The goal of this project is to shed light on the relationship between economic activity and the environment by exploring the linkages between changes in our natural capital and our measures of productivity generally, and through the construction of an environmentally adjusted measure of productivity specifically.

While it is now commonly accepted that economic activity and the state of our environment are linked, many economic measures still fail to incorporate the environment – both the things we draw from it and the pollution we release into it. By developing and calculating measures of productivity that include natural capital, Canada may be able to better understand these linkages. This, in turn, may lead to the identification of strategies that can help Canada become more efficient and innovative in the use and protection of natural capital, and thus more productive and more prosperous.

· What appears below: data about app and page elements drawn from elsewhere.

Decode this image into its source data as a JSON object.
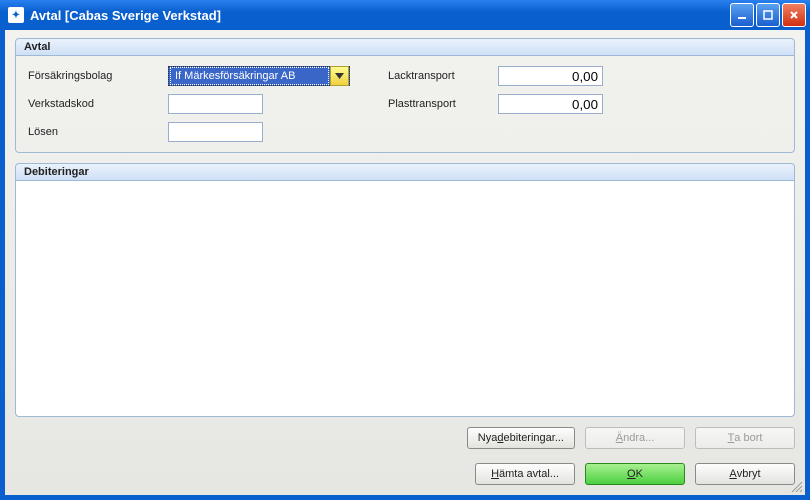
{
  "window": {
    "title": "Avtal [Cabas Sverige Verkstad]"
  },
  "sections": {
    "avtal": {
      "header": "Avtal",
      "insurer_label": "Försäkringsbolag",
      "insurer_value": "If Märkesförsäkringar AB",
      "workshop_code_label": "Verkstadskod",
      "workshop_code_value": "",
      "password_label": "Lösen",
      "password_value": "",
      "lacktransport_label": "Lacktransport",
      "lacktransport_value": "0,00",
      "plasttransport_label": "Plasttransport",
      "plasttransport_value": "0,00"
    },
    "debiteringar": {
      "header": "Debiteringar"
    }
  },
  "buttons": {
    "nya_debiteringar": {
      "pre": "Nya ",
      "u": "d",
      "post": "ebiteringar..."
    },
    "andra": {
      "u": "Ä",
      "post": "ndra..."
    },
    "ta_bort": {
      "u": "T",
      "post": "a bort"
    },
    "hamta_avtal": {
      "u": "H",
      "post": "ämta avtal..."
    },
    "ok": {
      "u": "O",
      "post": "K"
    },
    "avbryt": {
      "u": "A",
      "post": "vbryt"
    }
  }
}
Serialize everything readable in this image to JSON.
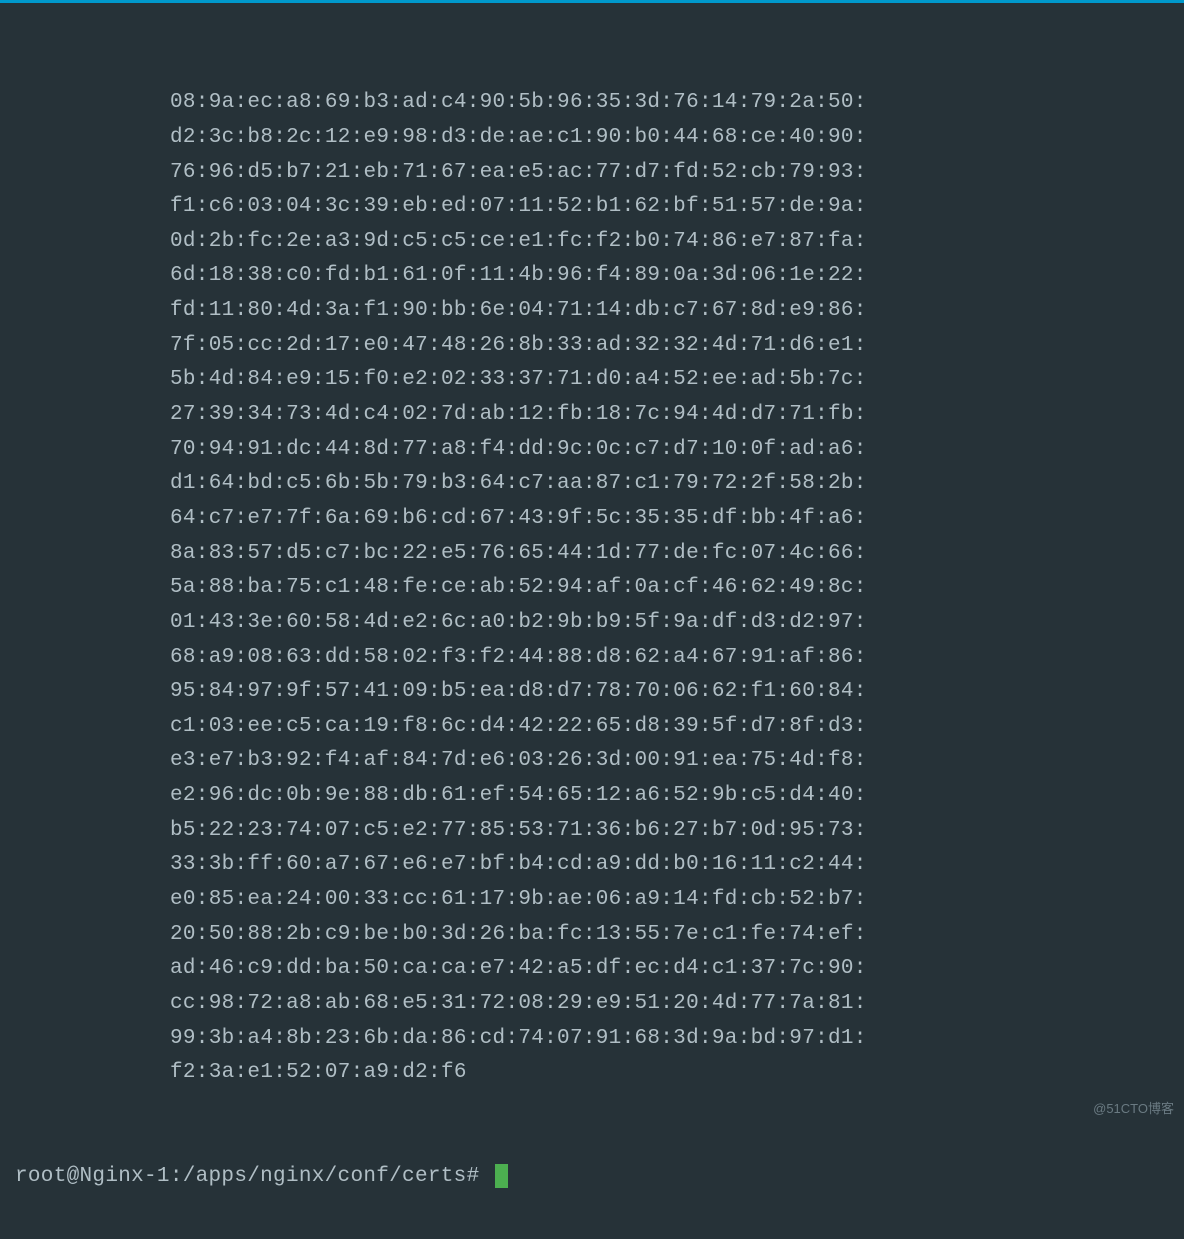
{
  "hex_lines": [
    "08:9a:ec:a8:69:b3:ad:c4:90:5b:96:35:3d:76:14:79:2a:50:",
    "d2:3c:b8:2c:12:e9:98:d3:de:ae:c1:90:b0:44:68:ce:40:90:",
    "76:96:d5:b7:21:eb:71:67:ea:e5:ac:77:d7:fd:52:cb:79:93:",
    "f1:c6:03:04:3c:39:eb:ed:07:11:52:b1:62:bf:51:57:de:9a:",
    "0d:2b:fc:2e:a3:9d:c5:c5:ce:e1:fc:f2:b0:74:86:e7:87:fa:",
    "6d:18:38:c0:fd:b1:61:0f:11:4b:96:f4:89:0a:3d:06:1e:22:",
    "fd:11:80:4d:3a:f1:90:bb:6e:04:71:14:db:c7:67:8d:e9:86:",
    "7f:05:cc:2d:17:e0:47:48:26:8b:33:ad:32:32:4d:71:d6:e1:",
    "5b:4d:84:e9:15:f0:e2:02:33:37:71:d0:a4:52:ee:ad:5b:7c:",
    "27:39:34:73:4d:c4:02:7d:ab:12:fb:18:7c:94:4d:d7:71:fb:",
    "70:94:91:dc:44:8d:77:a8:f4:dd:9c:0c:c7:d7:10:0f:ad:a6:",
    "d1:64:bd:c5:6b:5b:79:b3:64:c7:aa:87:c1:79:72:2f:58:2b:",
    "64:c7:e7:7f:6a:69:b6:cd:67:43:9f:5c:35:35:df:bb:4f:a6:",
    "8a:83:57:d5:c7:bc:22:e5:76:65:44:1d:77:de:fc:07:4c:66:",
    "5a:88:ba:75:c1:48:fe:ce:ab:52:94:af:0a:cf:46:62:49:8c:",
    "01:43:3e:60:58:4d:e2:6c:a0:b2:9b:b9:5f:9a:df:d3:d2:97:",
    "68:a9:08:63:dd:58:02:f3:f2:44:88:d8:62:a4:67:91:af:86:",
    "95:84:97:9f:57:41:09:b5:ea:d8:d7:78:70:06:62:f1:60:84:",
    "c1:03:ee:c5:ca:19:f8:6c:d4:42:22:65:d8:39:5f:d7:8f:d3:",
    "e3:e7:b3:92:f4:af:84:7d:e6:03:26:3d:00:91:ea:75:4d:f8:",
    "e2:96:dc:0b:9e:88:db:61:ef:54:65:12:a6:52:9b:c5:d4:40:",
    "b5:22:23:74:07:c5:e2:77:85:53:71:36:b6:27:b7:0d:95:73:",
    "33:3b:ff:60:a7:67:e6:e7:bf:b4:cd:a9:dd:b0:16:11:c2:44:",
    "e0:85:ea:24:00:33:cc:61:17:9b:ae:06:a9:14:fd:cb:52:b7:",
    "20:50:88:2b:c9:be:b0:3d:26:ba:fc:13:55:7e:c1:fe:74:ef:",
    "ad:46:c9:dd:ba:50:ca:ca:e7:42:a5:df:ec:d4:c1:37:7c:90:",
    "cc:98:72:a8:ab:68:e5:31:72:08:29:e9:51:20:4d:77:7a:81:",
    "99:3b:a4:8b:23:6b:da:86:cd:74:07:91:68:3d:9a:bd:97:d1:",
    "f2:3a:e1:52:07:a9:d2:f6"
  ],
  "prompt": "root@Nginx-1:/apps/nginx/conf/certs# ",
  "watermark": "@51CTO博客"
}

Using the forestry sector as a case study, this project aims to construct an environmentally adjusted measure of multifactor productivity. In doing so, we aim to add another layer of understanding to the environmental and economic performance of this sector. The proposed measure will have relevance to the Canadian economy as a whole.